(Entries taken from a collection)
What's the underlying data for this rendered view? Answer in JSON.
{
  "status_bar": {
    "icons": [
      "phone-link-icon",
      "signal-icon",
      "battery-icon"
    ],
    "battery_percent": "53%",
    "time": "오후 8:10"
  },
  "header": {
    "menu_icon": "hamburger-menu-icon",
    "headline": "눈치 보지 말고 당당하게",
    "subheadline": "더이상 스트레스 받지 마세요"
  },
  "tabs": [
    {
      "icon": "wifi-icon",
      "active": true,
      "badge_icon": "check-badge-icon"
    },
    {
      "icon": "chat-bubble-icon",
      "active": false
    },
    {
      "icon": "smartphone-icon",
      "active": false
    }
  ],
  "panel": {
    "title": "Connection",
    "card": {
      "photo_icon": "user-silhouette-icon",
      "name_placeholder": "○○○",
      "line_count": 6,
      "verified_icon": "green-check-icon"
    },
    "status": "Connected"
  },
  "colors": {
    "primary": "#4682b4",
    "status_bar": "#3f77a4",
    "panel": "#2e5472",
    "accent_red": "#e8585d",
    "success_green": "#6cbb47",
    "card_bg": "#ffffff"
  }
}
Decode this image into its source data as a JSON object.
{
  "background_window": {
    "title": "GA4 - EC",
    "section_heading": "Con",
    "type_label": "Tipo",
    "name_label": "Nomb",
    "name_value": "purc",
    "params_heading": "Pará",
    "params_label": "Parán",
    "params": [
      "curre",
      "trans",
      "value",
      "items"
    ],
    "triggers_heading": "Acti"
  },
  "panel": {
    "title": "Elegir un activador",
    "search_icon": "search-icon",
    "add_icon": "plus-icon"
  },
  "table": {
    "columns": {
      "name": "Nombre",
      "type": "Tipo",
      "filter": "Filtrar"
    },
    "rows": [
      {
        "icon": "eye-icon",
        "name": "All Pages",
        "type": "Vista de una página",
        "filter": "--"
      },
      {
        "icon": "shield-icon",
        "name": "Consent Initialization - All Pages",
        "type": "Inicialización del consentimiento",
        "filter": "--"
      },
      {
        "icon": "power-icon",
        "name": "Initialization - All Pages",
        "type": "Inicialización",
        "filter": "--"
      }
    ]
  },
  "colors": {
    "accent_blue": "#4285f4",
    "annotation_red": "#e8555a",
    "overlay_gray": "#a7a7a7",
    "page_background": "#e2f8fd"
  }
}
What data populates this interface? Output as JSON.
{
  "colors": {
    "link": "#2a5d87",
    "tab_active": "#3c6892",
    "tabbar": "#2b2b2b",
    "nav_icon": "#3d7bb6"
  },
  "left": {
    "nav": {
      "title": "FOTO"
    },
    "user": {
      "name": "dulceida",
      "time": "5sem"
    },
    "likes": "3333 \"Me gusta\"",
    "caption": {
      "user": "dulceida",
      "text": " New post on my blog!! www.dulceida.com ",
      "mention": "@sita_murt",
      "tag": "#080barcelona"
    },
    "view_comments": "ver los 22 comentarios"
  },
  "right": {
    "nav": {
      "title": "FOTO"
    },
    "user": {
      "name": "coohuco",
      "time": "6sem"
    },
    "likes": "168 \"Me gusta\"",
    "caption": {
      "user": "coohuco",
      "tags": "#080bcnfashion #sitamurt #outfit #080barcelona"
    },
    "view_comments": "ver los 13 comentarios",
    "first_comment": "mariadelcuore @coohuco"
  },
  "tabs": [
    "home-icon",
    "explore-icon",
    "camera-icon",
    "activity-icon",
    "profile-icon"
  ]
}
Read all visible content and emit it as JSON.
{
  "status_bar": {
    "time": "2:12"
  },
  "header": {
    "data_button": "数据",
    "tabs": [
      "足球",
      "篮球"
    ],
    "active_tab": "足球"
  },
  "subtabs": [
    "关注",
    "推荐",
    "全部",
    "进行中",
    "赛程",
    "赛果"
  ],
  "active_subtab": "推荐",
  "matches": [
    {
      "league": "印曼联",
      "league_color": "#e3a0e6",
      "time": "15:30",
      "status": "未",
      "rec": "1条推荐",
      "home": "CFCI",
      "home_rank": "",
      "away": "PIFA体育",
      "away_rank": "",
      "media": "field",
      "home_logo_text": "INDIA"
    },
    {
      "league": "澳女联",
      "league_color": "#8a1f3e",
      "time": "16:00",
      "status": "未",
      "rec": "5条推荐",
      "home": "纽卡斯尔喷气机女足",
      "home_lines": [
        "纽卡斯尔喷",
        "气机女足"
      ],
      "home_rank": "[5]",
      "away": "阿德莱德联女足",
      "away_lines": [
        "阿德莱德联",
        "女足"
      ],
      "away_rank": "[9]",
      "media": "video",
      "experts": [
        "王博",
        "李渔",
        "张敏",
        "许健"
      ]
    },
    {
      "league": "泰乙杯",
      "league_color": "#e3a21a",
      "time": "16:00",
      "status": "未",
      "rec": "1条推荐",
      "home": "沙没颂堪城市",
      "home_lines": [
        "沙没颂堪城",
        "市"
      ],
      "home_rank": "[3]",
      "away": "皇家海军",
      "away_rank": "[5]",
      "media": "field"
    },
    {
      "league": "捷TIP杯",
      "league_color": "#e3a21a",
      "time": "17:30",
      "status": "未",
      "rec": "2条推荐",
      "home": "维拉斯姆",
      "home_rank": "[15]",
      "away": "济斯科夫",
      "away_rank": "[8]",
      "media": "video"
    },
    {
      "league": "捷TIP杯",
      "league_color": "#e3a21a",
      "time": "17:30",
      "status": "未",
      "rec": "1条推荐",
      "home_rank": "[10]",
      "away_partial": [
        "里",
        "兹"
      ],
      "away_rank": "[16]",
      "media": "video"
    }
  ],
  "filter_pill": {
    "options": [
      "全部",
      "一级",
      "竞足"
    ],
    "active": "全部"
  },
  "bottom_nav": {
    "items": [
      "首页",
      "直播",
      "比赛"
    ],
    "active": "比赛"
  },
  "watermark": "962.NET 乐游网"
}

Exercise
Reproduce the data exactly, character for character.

Written response
What's the underlying data for this rendered view? Answer in JSON.
{
  "status_bar": {
    "icons": [
      "phone-link-icon",
      "signal-icon",
      "battery-icon"
    ],
    "battery_percent": "53%",
    "time": "오후 8:10"
  },
  "header": {
    "menu_icon": "hamburger-menu-icon",
    "headline": "눈치 보지 말고 당당하게",
    "subheadline": "더이상 스트레스 받지 마세요"
  },
  "tabs": [
    {
      "icon": "wifi-icon",
      "active": true,
      "badge_icon": "check-badge-icon"
    },
    {
      "icon": "chat-bubble-icon",
      "active": false
    },
    {
      "icon": "smartphone-icon",
      "active": false
    }
  ],
  "panel": {
    "title": "Connection",
    "card": {
      "photo_icon": "user-silhouette-icon",
      "name_placeholder": "○○○",
      "line_count": 6,
      "verified_icon": "green-check-icon"
    },
    "status": "Connected"
  },
  "colors": {
    "primary": "#4682b4",
    "status_bar": "#3f77a4",
    "panel": "#2e5472",
    "accent_red": "#e8585d",
    "success_green": "#6cbb47",
    "card_bg": "#ffffff"
  }
}
Decode this image into its source data as a JSON object.
{
  "background_window": {
    "title": "GA4 - EC",
    "section_heading": "Con",
    "type_label": "Tipo",
    "name_label": "Nomb",
    "name_value": "purc",
    "params_heading": "Pará",
    "params_label": "Parán",
    "params": [
      "curre",
      "trans",
      "value",
      "items"
    ],
    "triggers_heading": "Acti"
  },
  "panel": {
    "title": "Elegir un activador",
    "search_icon": "search-icon",
    "add_icon": "plus-icon"
  },
  "table": {
    "columns": {
      "name": "Nombre",
      "type": "Tipo",
      "filter": "Filtrar"
    },
    "rows": [
      {
        "icon": "eye-icon",
        "name": "All Pages",
        "type": "Vista de una página",
        "filter": "--"
      },
      {
        "icon": "shield-icon",
        "name": "Consent Initialization - All Pages",
        "type": "Inicialización del consentimiento",
        "filter": "--"
      },
      {
        "icon": "power-icon",
        "name": "Initialization - All Pages",
        "type": "Inicialización",
        "filter": "--"
      }
    ]
  },
  "colors": {
    "accent_blue": "#4285f4",
    "annotation_red": "#e8555a",
    "overlay_gray": "#a7a7a7",
    "page_background": "#e2f8fd"
  }
}
What data populates this interface? Output as JSON.
{
  "colors": {
    "link": "#2a5d87",
    "tab_active": "#3c6892",
    "tabbar": "#2b2b2b",
    "nav_icon": "#3d7bb6"
  },
  "left": {
    "nav": {
      "title": "FOTO"
    },
    "user": {
      "name": "dulceida",
      "time": "5sem"
    },
    "likes": "3333 \"Me gusta\"",
    "caption": {
      "user": "dulceida",
      "text": " New post on my blog!! www.dulceida.com ",
      "mention": "@sita_murt",
      "tag": "#080barcelona"
    },
    "view_comments": "ver los 22 comentarios"
  },
  "right": {
    "nav": {
      "title": "FOTO"
    },
    "user": {
      "name": "coohuco",
      "time": "6sem"
    },
    "likes": "168 \"Me gusta\"",
    "caption": {
      "user": "coohuco",
      "tags": "#080bcnfashion #sitamurt #outfit #080barcelona"
    },
    "view_comments": "ver los 13 comentarios",
    "first_comment": "mariadelcuore @coohuco"
  },
  "tabs": [
    "home-icon",
    "explore-icon",
    "camera-icon",
    "activity-icon",
    "profile-icon"
  ]
}
Read all visible content and emit it as JSON.
{
  "status_bar": {
    "time": "2:12"
  },
  "header": {
    "data_button": "数据",
    "tabs": [
      "足球",
      "篮球"
    ],
    "active_tab": "足球"
  },
  "subtabs": [
    "关注",
    "推荐",
    "全部",
    "进行中",
    "赛程",
    "赛果"
  ],
  "active_subtab": "推荐",
  "matches": [
    {
      "league": "印曼联",
      "league_color": "#e3a0e6",
      "time": "15:30",
      "status": "未",
      "rec": "1条推荐",
      "home": "CFCI",
      "home_rank": "",
      "away": "PIFA体育",
      "away_rank": "",
      "media": "field",
      "home_logo_text": "INDIA"
    },
    {
      "league": "澳女联",
      "league_color": "#8a1f3e",
      "time": "16:00",
      "status": "未",
      "rec": "5条推荐",
      "home": "纽卡斯尔喷气机女足",
      "home_lines": [
        "纽卡斯尔喷",
        "气机女足"
      ],
      "home_rank": "[5]",
      "away": "阿德莱德联女足",
      "away_lines": [
        "阿德莱德联",
        "女足"
      ],
      "away_rank": "[9]",
      "media": "video",
      "experts": [
        "王博",
        "李渔",
        "张敏",
        "许健"
      ]
    },
    {
      "league": "泰乙杯",
      "league_color": "#e3a21a",
      "time": "16:00",
      "status": "未",
      "rec": "1条推荐",
      "home": "沙没颂堪城市",
      "home_lines": [
        "沙没颂堪城",
        "市"
      ],
      "home_rank": "[3]",
      "away": "皇家海军",
      "away_rank": "[5]",
      "media": "field"
    },
    {
      "league": "捷TIP杯",
      "league_color": "#e3a21a",
      "time": "17:30",
      "status": "未",
      "rec": "2条推荐",
      "home": "维拉斯姆",
      "home_rank": "[15]",
      "away": "济斯科夫",
      "away_rank": "[8]",
      "media": "video"
    },
    {
      "league": "捷TIP杯",
      "league_color": "#e3a21a",
      "time": "17:30",
      "status": "未",
      "rec": "1条推荐",
      "home_rank": "[10]",
      "away_partial": [
        "里",
        "兹"
      ],
      "away_rank": "[16]",
      "media": "video"
    }
  ],
  "filter_pill": {
    "options": [
      "全部",
      "一级",
      "竞足"
    ],
    "active": "全部"
  },
  "bottom_nav": {
    "items": [
      "首页",
      "直播",
      "比赛"
    ],
    "active": "比赛"
  },
  "watermark": "962.NET 乐游网"
}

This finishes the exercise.